Publication: Reading and Writing Volume 22, Issue 3, pp 353–371 | 2009 | DOI: 10.1007/s11145-008-9120-3

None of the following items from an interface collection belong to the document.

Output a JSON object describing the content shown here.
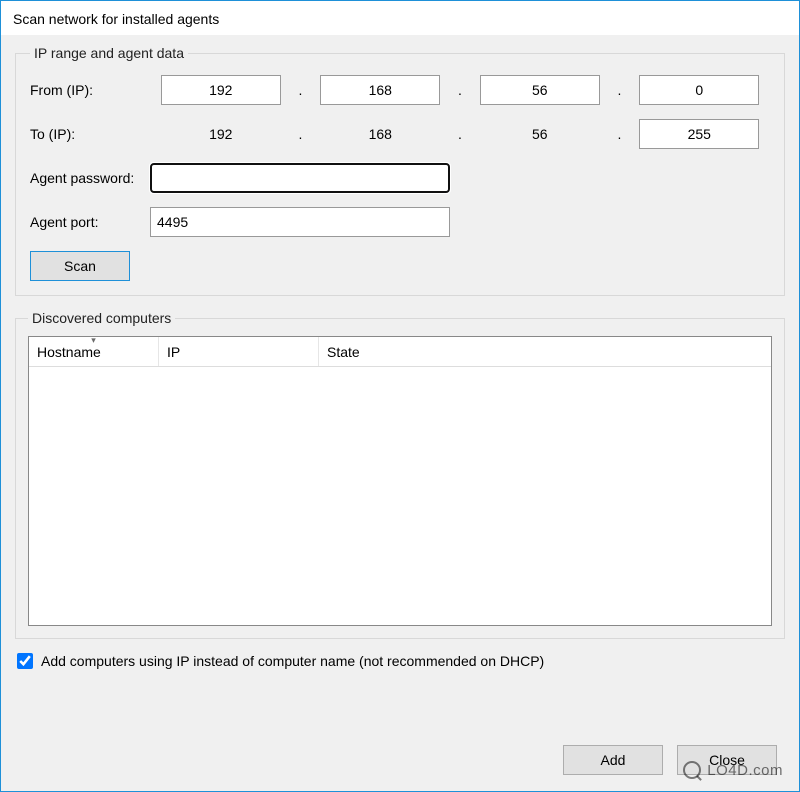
{
  "window": {
    "title": "Scan network for installed agents"
  },
  "ipGroup": {
    "legend": "IP range and agent data",
    "from_label": "From (IP):",
    "to_label": "To (IP):",
    "from": {
      "o1": "192",
      "o2": "168",
      "o3": "56",
      "o4": "0"
    },
    "to": {
      "o1": "192",
      "o2": "168",
      "o3": "56",
      "o4": "255"
    },
    "dot": ".",
    "password_label": "Agent password:",
    "password_value": "",
    "port_label": "Agent port:",
    "port_value": "4495",
    "scan_label": "Scan"
  },
  "discovered": {
    "legend": "Discovered computers",
    "col_hostname": "Hostname",
    "col_ip": "IP",
    "col_state": "State",
    "sort_col": "hostname"
  },
  "useIp": {
    "checked": true,
    "label": "Add computers using IP instead of computer name (not recommended on DHCP)"
  },
  "footer": {
    "add_label": "Add",
    "close_label": "Close"
  },
  "watermark": "LO4D.com"
}
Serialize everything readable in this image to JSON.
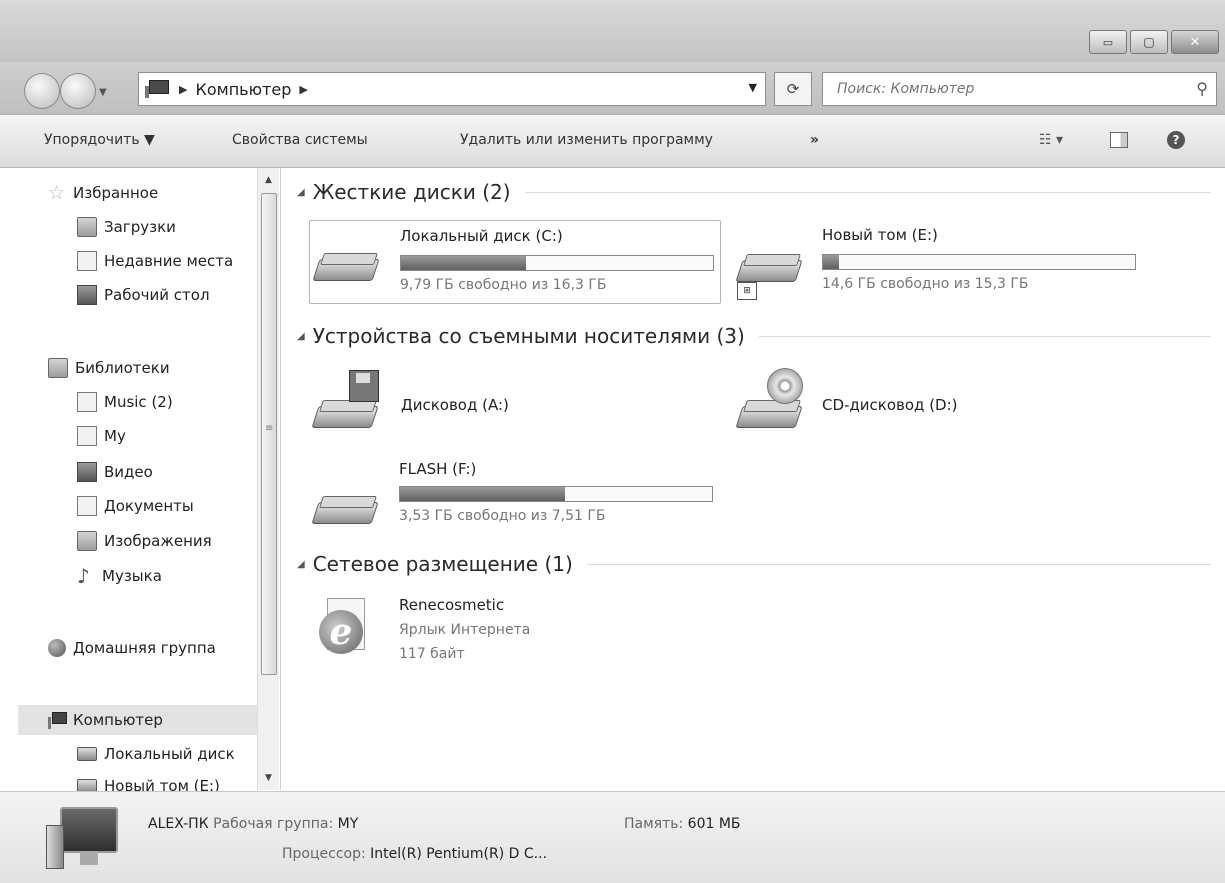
{
  "window": {
    "controls": {
      "minimize": "▭",
      "maximize": "▢",
      "close": "✕"
    }
  },
  "address": {
    "path": "Компьютер",
    "search_placeholder": "Поиск: Компьютер"
  },
  "toolbar": {
    "organize": "Упорядочить ▼",
    "system_properties": "Свойства системы",
    "uninstall": "Удалить или изменить программу",
    "more": "»"
  },
  "sidebar": {
    "items": [
      {
        "label": "Избранное",
        "icon": "star-icon"
      },
      {
        "label": "Загрузки",
        "icon": "downloads-icon"
      },
      {
        "label": "Недавние места",
        "icon": "recent-places-icon"
      },
      {
        "label": "Рабочий стол",
        "icon": "desktop-icon"
      },
      {
        "label": "Библиотеки",
        "icon": "libraries-icon"
      },
      {
        "label": "Music (2)",
        "icon": "library-icon"
      },
      {
        "label": "My",
        "icon": "library-icon"
      },
      {
        "label": "Видео",
        "icon": "video-icon"
      },
      {
        "label": "Документы",
        "icon": "documents-icon"
      },
      {
        "label": "Изображения",
        "icon": "pictures-icon"
      },
      {
        "label": "Музыка",
        "icon": "music-icon"
      },
      {
        "label": "Домашняя группа",
        "icon": "homegroup-icon"
      },
      {
        "label": "Компьютер",
        "icon": "computer-icon"
      },
      {
        "label": "Локальный диск",
        "icon": "drive-icon"
      },
      {
        "label": "Новый том (E:)",
        "icon": "drive-icon"
      }
    ]
  },
  "groups": {
    "hard_disks": "Жесткие диски (2)",
    "removable": "Устройства со съемными носителями (3)",
    "network": "Сетевое размещение (1)"
  },
  "drives": {
    "c": {
      "name": "Локальный диск (C:)",
      "free": "9,79 ГБ свободно из 16,3 ГБ",
      "used_fraction": 0.4
    },
    "e": {
      "name": "Новый том (E:)",
      "free": "14,6 ГБ свободно из 15,3 ГБ",
      "used_fraction": 0.05
    },
    "a": {
      "name": "Дисковод (A:)"
    },
    "d": {
      "name": "CD-дисковод (D:)"
    },
    "f": {
      "name": "FLASH (F:)",
      "free": "3,53 ГБ свободно из 7,51 ГБ",
      "used_fraction": 0.53
    }
  },
  "network_item": {
    "name": "Renecosmetic",
    "type": "Ярлык Интернета",
    "size": "117 байт"
  },
  "details": {
    "computer_name": "ALEX-ПК",
    "workgroup_label": "Рабочая группа:",
    "workgroup": "MY",
    "memory_label": "Память:",
    "memory": "601 МБ",
    "processor_label": "Процессор:",
    "processor": "Intel(R) Pentium(R) D C..."
  }
}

Despite an extensive literature linking individual differences in phonological processing to reading ability, some adults show normal text comprehension abilities despite poor pseudoword reading (Jackson & Doellinger (2002). Journal of Educational Psychology, 94, 64–78). This study was undertaken to investigate differences between these individuals, termed resilient readers, and proficient readers in performance and degree of lateralization on a variety of single word processing tasks. Participants completed seven divided visual field tasks investigating various aspects of reading. Resilient readers performed less accurately on basic word recognition tasks, but not on the tasks involving semantic access. Resilient readers did not differ from proficient readers on reaction time or lateralization on any of the experimental tasks. These findings are consistent with the hypothesis that skilled phonological decoding is not necessary for reading for meaning in a college population. It is proposed that higher-level semantic information and general world knowledge may allow some readers to compensate for deficiencies in lower-level word recognition processes.